- _Given entries_
== Segment start ==

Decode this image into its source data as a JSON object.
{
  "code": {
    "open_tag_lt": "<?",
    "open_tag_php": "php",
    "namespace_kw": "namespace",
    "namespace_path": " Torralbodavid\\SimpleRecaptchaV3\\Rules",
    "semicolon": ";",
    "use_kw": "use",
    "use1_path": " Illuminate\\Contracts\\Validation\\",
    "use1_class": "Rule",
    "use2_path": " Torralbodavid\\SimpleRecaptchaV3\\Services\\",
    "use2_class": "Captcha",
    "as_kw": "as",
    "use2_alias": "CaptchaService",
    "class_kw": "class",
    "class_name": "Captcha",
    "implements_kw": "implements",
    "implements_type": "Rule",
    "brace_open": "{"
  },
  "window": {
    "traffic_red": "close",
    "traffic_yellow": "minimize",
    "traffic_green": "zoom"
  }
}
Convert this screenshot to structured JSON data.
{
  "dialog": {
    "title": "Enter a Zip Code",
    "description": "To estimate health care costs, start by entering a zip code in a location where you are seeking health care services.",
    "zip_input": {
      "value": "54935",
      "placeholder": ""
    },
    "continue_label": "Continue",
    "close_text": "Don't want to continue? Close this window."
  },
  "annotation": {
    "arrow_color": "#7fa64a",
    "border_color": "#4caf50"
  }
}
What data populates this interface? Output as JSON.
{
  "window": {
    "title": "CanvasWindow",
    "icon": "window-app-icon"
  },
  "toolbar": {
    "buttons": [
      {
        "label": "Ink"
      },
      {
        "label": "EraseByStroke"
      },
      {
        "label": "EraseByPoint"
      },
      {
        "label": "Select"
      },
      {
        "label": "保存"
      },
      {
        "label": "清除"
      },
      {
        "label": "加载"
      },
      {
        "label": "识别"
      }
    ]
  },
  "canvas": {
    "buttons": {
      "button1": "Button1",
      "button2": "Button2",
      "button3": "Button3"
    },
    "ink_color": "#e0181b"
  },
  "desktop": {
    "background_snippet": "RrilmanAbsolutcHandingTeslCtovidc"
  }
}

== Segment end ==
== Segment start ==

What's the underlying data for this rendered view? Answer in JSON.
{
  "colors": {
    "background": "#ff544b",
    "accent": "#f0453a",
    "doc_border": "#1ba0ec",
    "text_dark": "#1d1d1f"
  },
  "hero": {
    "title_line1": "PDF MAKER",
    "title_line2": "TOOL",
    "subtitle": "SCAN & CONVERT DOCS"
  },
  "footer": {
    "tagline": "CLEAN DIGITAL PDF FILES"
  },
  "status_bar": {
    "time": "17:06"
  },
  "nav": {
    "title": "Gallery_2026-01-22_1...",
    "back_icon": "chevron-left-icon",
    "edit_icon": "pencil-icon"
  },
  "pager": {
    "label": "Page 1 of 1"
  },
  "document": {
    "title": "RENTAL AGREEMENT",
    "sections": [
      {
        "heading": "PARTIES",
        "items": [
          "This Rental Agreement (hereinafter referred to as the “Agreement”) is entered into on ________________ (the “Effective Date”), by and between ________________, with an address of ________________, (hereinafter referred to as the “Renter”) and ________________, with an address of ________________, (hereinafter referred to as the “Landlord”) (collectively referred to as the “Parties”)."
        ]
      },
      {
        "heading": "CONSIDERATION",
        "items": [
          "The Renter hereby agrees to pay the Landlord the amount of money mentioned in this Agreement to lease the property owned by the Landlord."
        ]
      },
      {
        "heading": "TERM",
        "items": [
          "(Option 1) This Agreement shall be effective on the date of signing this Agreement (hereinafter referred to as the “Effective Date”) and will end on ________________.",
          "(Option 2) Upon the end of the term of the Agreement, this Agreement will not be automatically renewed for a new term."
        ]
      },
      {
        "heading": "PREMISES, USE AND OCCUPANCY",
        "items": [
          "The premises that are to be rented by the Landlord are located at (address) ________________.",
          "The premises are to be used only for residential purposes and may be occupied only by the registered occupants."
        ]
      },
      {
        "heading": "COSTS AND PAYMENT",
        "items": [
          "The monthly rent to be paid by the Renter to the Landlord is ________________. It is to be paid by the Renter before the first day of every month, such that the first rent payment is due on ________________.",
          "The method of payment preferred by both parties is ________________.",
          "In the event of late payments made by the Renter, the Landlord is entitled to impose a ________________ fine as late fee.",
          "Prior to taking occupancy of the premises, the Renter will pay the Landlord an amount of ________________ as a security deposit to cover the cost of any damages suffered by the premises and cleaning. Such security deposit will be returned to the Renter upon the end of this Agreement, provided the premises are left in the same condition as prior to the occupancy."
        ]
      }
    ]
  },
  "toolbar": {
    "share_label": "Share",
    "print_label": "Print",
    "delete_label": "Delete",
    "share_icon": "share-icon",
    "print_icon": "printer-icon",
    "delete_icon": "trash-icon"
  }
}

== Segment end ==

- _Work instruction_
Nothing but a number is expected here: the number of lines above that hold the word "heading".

- _Solution for this task_
5